between William S. and the William H., as this production proposes
that the Bard fell in love with his youthful charge, who eventually
became 3rd Earl of Pembroke.
In actual fact,
it is strongly contested today, on the part of some researchers,
that many of the 'she' pronouns in the sonnets were originally 'he',
in honour of Shakespeare's devotion to Master Herbert. Many of the
songs performed will not only bring back memories, but may, also
raise some new questions, in conjunction with the play's storyline,
about their songwriters' original intentions.
To W.H. begins
on a rather flowery, hysterical note, with the late, great, but
as Hamlet, admittedly hammy, Laurence Olivier typically rolling
his R's in the background, as Stuart Draper, as Shakespeare, mourns
the performance. That the actor has an uncanny sense of comedic
timing is immediately apparent. Draper, a.k.a. Shakespeare, is able
to generate laughs with, seemingly, a minimum amount of effort.
At one point,
the actor inspires generous guffaws with mentions of the Guardian,
lamenting the absence of the big guns with Œwho would come to the
Hobgoblin on a Thursday night?' Who indeed! Luke Leeves as William

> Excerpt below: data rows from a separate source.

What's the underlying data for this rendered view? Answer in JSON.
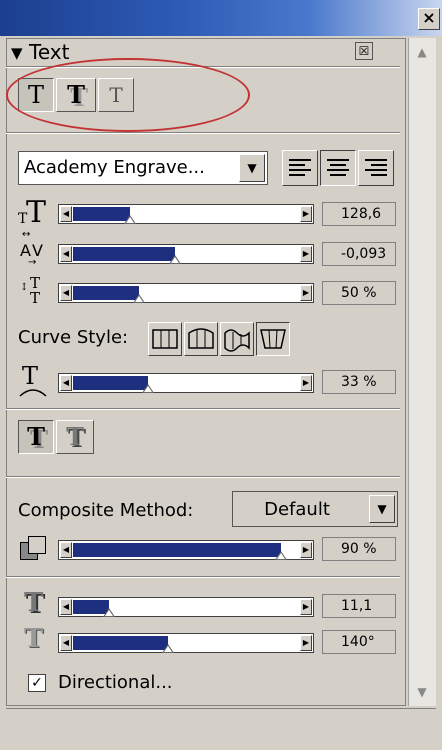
{
  "window": {
    "close_glyph": "×"
  },
  "panel": {
    "title": "Text",
    "collapse_glyph": "▼",
    "close_glyph": "☒"
  },
  "style_buttons": [
    "T",
    "T",
    "T"
  ],
  "font": {
    "value": "Academy Engrave..."
  },
  "align": [
    "align-left",
    "align-center",
    "align-right"
  ],
  "sliders": {
    "size": {
      "value": "128,6",
      "level": 0.25
    },
    "tracking": {
      "value": "-0,093",
      "level": 0.45
    },
    "spacing": {
      "value": "50 %",
      "level": 0.29
    },
    "curve_amount": {
      "value": "33 %",
      "level": 0.33
    },
    "opacity": {
      "value": "90 %",
      "level": 0.92
    },
    "depth": {
      "value": "11,1",
      "level": 0.16
    },
    "angle": {
      "value": "140°",
      "level": 0.42
    }
  },
  "curve_style": {
    "label": "Curve Style:"
  },
  "composite": {
    "label": "Composite Method:",
    "value": "Default"
  },
  "directional": {
    "label": "Directional...",
    "checked": true,
    "check_glyph": "✓"
  },
  "colors": {
    "slider_fill": "#1f2f7f",
    "highlight_oval": "#c43333",
    "title_bar": "#1c3f8f"
  }
}
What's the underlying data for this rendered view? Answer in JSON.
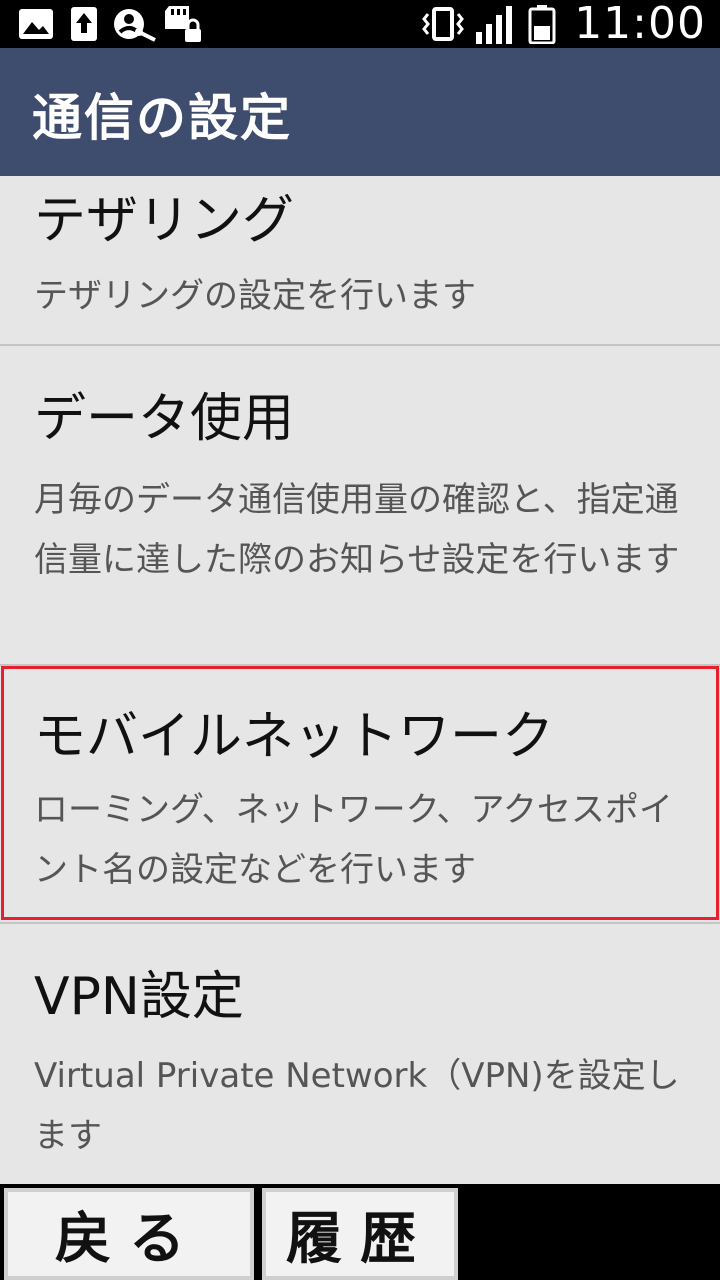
{
  "status_bar": {
    "time": "11:00",
    "icons": [
      "image-notification-icon",
      "upload-icon",
      "account-key-icon",
      "sd-card-lock-icon",
      "vibrate-icon",
      "signal-icon",
      "battery-icon"
    ]
  },
  "header": {
    "title": "通信の設定"
  },
  "settings_items": [
    {
      "title": "テザリング",
      "description": "テザリングの設定を行います"
    },
    {
      "title": "データ使用",
      "description": "月毎のデータ通信使用量の確認と、指定通信量に達した際のお知らせ設定を行います"
    },
    {
      "title": "モバイルネットワーク",
      "description": "ローミング、ネットワーク、アクセスポイント名の設定などを行います"
    },
    {
      "title": "VPN設定",
      "description": "Virtual Private Network（VPN)を設定します"
    }
  ],
  "soft_keys": {
    "back_label": "戻る",
    "history_label": "履歴"
  },
  "colors": {
    "header_bg": "#3e4d6e",
    "content_bg": "#e6e6e6",
    "highlight_border": "#e8202e"
  }
}
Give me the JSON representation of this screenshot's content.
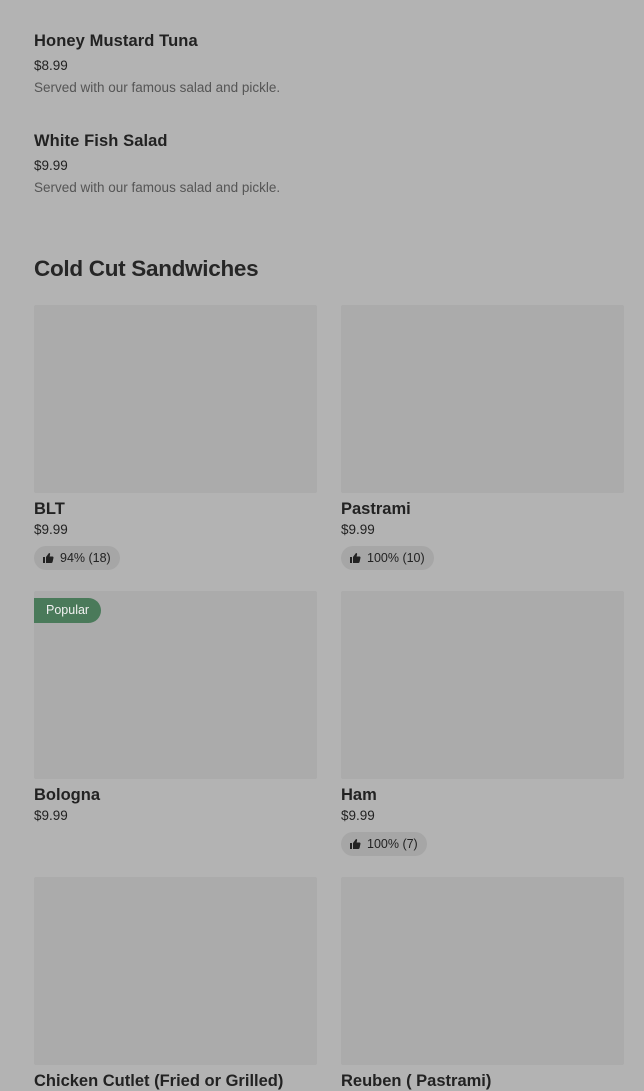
{
  "menu_items": [
    {
      "name": "Honey Mustard Tuna",
      "price": "$8.99",
      "description": "Served with our famous salad and pickle."
    },
    {
      "name": "White Fish Salad",
      "price": "$9.99",
      "description": "Served with our famous salad and pickle."
    }
  ],
  "section": {
    "title": "Cold Cut Sandwiches"
  },
  "cards": [
    {
      "name": "BLT",
      "price": "$9.99",
      "rating": "94% (18)"
    },
    {
      "name": "Pastrami",
      "price": "$9.99",
      "rating": "100% (10)"
    },
    {
      "name": "Bologna",
      "price": "$9.99",
      "badge": "Popular"
    },
    {
      "name": "Ham",
      "price": "$9.99",
      "rating": "100% (7)"
    },
    {
      "name": "Chicken Cutlet (Fried or Grilled)"
    },
    {
      "name": "Reuben ( Pastrami)"
    }
  ],
  "icons": {
    "rating": "thumbs-up-icon"
  },
  "colors": {
    "overlay_background": "#b3b3b3",
    "badge_background": "#4a7a5a"
  }
}
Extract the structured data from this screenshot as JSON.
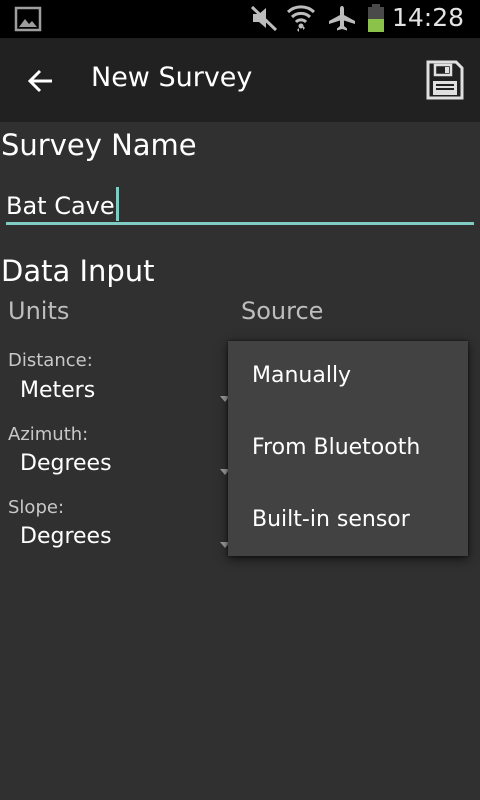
{
  "status_bar": {
    "time": "14:28",
    "icons": [
      "gallery-icon",
      "mute-icon",
      "wifi-icon",
      "airplane-icon",
      "battery-icon"
    ],
    "battery_level": 0.25,
    "battery_color": "#8bc34a"
  },
  "action_bar": {
    "title": "New Survey",
    "back_icon": "arrow-back-icon",
    "save_icon": "floppy-disk-icon"
  },
  "survey_name": {
    "heading": "Survey Name",
    "value": "Bat Cave",
    "accent_color": "#80cbc4"
  },
  "data_input": {
    "heading": "Data Input",
    "units_header": "Units",
    "source_header": "Source",
    "fields": [
      {
        "label": "Distance:",
        "value": "Meters"
      },
      {
        "label": "Azimuth:",
        "value": "Degrees"
      },
      {
        "label": "Slope:",
        "value": "Degrees"
      }
    ]
  },
  "source_menu": {
    "items": [
      "Manually",
      "From Bluetooth",
      "Built-in sensor"
    ]
  },
  "colors": {
    "background": "#303030",
    "action_bar": "#212121",
    "menu": "#424242"
  }
}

Herbert is an excellent foil to Draper's sharp wit, and appears
to have all the charm and audacity of youth at his command. His
recitation of some of the better-known sonnets was a treat for the
mind's eye, as well as the ear. And, as I sat there, watching both
actors, I found it rather amazing that they had been so convincing
in the poignant WWI play, Not About Heroes only days before.
To W.H. is written
mainly in modern language, so contemporary slang tends to seep through
the cracks, though there are also bits of Shakespearean jargon in
the mix. At one point, the singer (Maddi Black) who'd so graciously
entertained the audience as they moved to their seats, stepped down
from her podium, into the fray, taking up a role as a woman called
Mrs. Dark, upsetting the proverbial apple-cart, by forcing her wicked
ways on the object of Shakespeare's affection,
W. H. Martin
Thisleton's lyrical music is well suited to this production, as
it is reminiscent of Madrigals, and also, manages to incorporate
some of the lines from a few of the Bard's most famous sonnets.
The play's premise of (then) forbidden love between Shakespeare
and W. Herbert could be seen as especially ironic, especially in
light of the fact that the object of the Bard's affection, along
with his brother Philip was to become known as one of 'the most
Noble and Incomparable Pair of Brethren' to whom the First Folio
of Shakespeare's plays was dedicated. Considering the widespread
appreciation of Shakespeare's works to this day amongst the masses,
that eventuality somehow makes it even more fitting that To W.H.
is an enjoyable production, and a fun night out for a mere pittance.